According to Chakraborty, quantum chemistry algorithms and computational software developed during the project will be open-sourced and distributed to the community for free.
“The educational component is designed to assist high school students in their research and inspire the next generation of scientific researchers,” he says.
Daniel Clark studies organic and organometallic chemistry, catalytic reaction development, and natural product synthesis. His CAREER award will develop catalytic methods for the silylvinylation of alkynes, which are unsaturated hydrocarbons containing one or more carbon-carbon triple bonds. This process leads to a new carbon-silicon and a new carbon-carbon bond in a single step. When olefins (i.e. ethylene) are utilized, this methodology can create dienes--hydrocarbons with two carbon double bonds--of high synthetic value.
The objectives of Clark’s research are two-fold: to use ethylene, a cheap and abundant gas, to produce cyclic compounds that contain a diene; and to use vinylboronates as coupling partners with alkynes to create more complex diene systems.
“Successful implementation of this research will positively impact organic chemistry, agro-chemistry, pharmaceuticals, and the materials industry,” he says.

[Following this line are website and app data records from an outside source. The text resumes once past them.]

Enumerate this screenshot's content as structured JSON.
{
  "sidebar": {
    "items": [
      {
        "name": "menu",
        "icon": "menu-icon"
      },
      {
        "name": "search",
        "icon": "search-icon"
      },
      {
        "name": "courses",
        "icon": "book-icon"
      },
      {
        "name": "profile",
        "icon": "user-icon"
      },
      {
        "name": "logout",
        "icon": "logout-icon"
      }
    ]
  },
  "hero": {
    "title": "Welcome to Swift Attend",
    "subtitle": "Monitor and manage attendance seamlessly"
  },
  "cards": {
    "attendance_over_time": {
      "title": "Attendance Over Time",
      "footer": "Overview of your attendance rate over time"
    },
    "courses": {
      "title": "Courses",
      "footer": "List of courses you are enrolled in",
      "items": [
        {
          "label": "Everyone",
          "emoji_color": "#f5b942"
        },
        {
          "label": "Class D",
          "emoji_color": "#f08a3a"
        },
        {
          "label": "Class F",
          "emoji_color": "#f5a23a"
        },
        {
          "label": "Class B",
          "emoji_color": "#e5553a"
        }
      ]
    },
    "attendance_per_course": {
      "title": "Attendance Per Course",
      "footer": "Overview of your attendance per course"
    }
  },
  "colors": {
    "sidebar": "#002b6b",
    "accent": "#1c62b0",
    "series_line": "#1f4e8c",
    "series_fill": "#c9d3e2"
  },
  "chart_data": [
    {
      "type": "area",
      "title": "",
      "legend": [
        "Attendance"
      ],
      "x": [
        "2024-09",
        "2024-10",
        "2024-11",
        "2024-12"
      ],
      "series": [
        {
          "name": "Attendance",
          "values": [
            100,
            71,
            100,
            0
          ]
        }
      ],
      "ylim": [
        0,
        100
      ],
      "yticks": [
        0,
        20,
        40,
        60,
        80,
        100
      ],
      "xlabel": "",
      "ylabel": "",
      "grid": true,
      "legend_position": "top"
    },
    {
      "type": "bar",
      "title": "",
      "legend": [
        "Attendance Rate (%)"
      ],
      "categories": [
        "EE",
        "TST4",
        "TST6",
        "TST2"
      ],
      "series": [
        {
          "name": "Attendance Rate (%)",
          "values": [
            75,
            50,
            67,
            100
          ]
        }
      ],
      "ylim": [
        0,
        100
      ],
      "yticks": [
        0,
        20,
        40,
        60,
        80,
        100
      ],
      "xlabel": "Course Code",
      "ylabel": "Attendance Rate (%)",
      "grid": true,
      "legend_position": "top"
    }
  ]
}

Clark will also incorporate workshops for science, technology, engineering, and math (STEM) educators in the Syracuse and North Syracuse school districts. Many of his lecture materials and chemical experiments will be made available for K-12 classroom use.